Tim Cook in Apple’s “Mother Nature” sketch
Apple suspended production of the iPhone 15 because of a clunky five-minute comedy sketch featuring a personified Mother Nature impressed by the company’s environmental work—and it had nothing to do with the event at all.
It would be very interesting to know who wrote Apple’s “Mother Nature” parody because chances are it was written during the Writers Guild of America strike. Leaving aside the question of whether this is entirely legal—a TV show couldn’t do it, but a corporate video presumably could—there’s also the issue that Writers Guild of America members would hopefully have written it better.

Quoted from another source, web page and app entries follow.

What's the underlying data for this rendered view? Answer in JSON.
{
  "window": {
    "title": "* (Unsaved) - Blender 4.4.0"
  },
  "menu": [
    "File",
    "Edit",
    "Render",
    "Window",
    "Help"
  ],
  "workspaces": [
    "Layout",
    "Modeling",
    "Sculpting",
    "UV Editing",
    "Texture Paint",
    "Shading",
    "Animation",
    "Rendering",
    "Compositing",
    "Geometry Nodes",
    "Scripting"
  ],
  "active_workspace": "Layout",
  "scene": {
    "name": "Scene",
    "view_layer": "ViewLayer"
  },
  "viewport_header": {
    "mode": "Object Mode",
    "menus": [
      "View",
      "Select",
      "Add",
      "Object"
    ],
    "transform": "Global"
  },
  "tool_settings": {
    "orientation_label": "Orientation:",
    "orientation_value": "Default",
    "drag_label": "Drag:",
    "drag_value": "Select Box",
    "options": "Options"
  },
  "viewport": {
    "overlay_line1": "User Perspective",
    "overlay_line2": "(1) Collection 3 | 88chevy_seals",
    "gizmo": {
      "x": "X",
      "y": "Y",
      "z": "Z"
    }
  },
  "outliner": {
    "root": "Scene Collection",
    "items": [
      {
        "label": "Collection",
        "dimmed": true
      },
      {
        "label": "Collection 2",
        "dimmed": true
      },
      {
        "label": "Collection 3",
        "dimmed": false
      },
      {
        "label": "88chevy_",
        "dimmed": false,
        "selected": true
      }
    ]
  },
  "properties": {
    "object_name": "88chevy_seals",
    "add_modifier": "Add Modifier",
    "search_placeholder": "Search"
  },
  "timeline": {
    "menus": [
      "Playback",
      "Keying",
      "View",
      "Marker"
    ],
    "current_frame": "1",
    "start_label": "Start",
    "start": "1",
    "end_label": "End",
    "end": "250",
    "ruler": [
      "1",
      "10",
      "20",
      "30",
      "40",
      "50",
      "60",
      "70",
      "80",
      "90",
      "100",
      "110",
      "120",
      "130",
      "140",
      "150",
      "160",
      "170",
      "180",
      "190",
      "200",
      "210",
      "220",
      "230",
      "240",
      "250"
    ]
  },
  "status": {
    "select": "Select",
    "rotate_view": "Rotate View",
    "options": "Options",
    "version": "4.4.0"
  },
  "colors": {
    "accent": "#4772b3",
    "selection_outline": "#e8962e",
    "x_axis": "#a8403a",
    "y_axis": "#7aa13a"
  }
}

Apple typically does a good job of making videos of these events—during COVID, Apple effectively pivoted from livestreams to pre-recorded videos. Forget about the launch devices, the events as a show were immediately remarkable.
You expect professionalism, you expect style, but we’ve all seen enough corporate and technology videos to know that they can be disastrous instead. So Apple should be applauded for becoming such a seamless and instant producer of feature-length advertising.
Apple events are marketing, but they were bad marketing
This is, of course, what these events are, they are advertisements for an enthusiastic public. Apple is very good at selling and knows that there are many ways to do it, but the company still always sells.
Even the opening film this time was about sales. It showed people whose lives were saved thanks to Apple devices, and it was excellent.
You can’t imagine Samsung doing it this way. None of the people shown have connected directly to Apple or the device in question other than to wear or use them.
This kept the film dedicated to the people, and Apple knows that if you make a video well, it lifts the world.
But then there was the Mother Nature sketch. In theory it sounds fine. Instead it was a bomb.
Octavia Spencer as “Mother Nature”
Octavia Spencer plays Mother Nature personified when she comes to Apple. Everyone is afraid of her, but they manage to convince her that Apple is doing great environmentally.
For five minutes we repeated the same thing. It could be about materials one moment and packaging the next, but it was just one joke that went too far.
It was so drawn out that you could see the thoughts behind it. Each element was good on its own, and no one cut anything.
But as a result, each individual element was undermined by repetition. And instead of Apple showing that it was better than just a sell-sell-sell video, the resulting sketch looked like an add-on to the event, akin to drinking technical data from a firehose.
This was also an unnecessary addition since Apple didn’t need to achieve a certain runtime.
To be clear, if this had worked, if it had been written better, there would have been a standout section in the presentation. But that didn’t happen, so it felt like I was in a weird part of the event and it ruined the whole show.
In writing, you will have to kill your pets. You will have to cut scenes and paragraphs, and sometimes entire parts of the work, to make the whole better.
However, Jackson and Cook turned out to be… adequate… in acting. Cook can’t match Octavia Spencer in their confrontation at the end, but few could, and he expressed his concerns well.
He also had to mutter lines that he was “practicing” to say to Mother Nature, but this week a similar joke was made in “Only Murders in the Building.” If Martin Short and Steve Martin had handled the task more naturally, they would actually have had a lot more experience.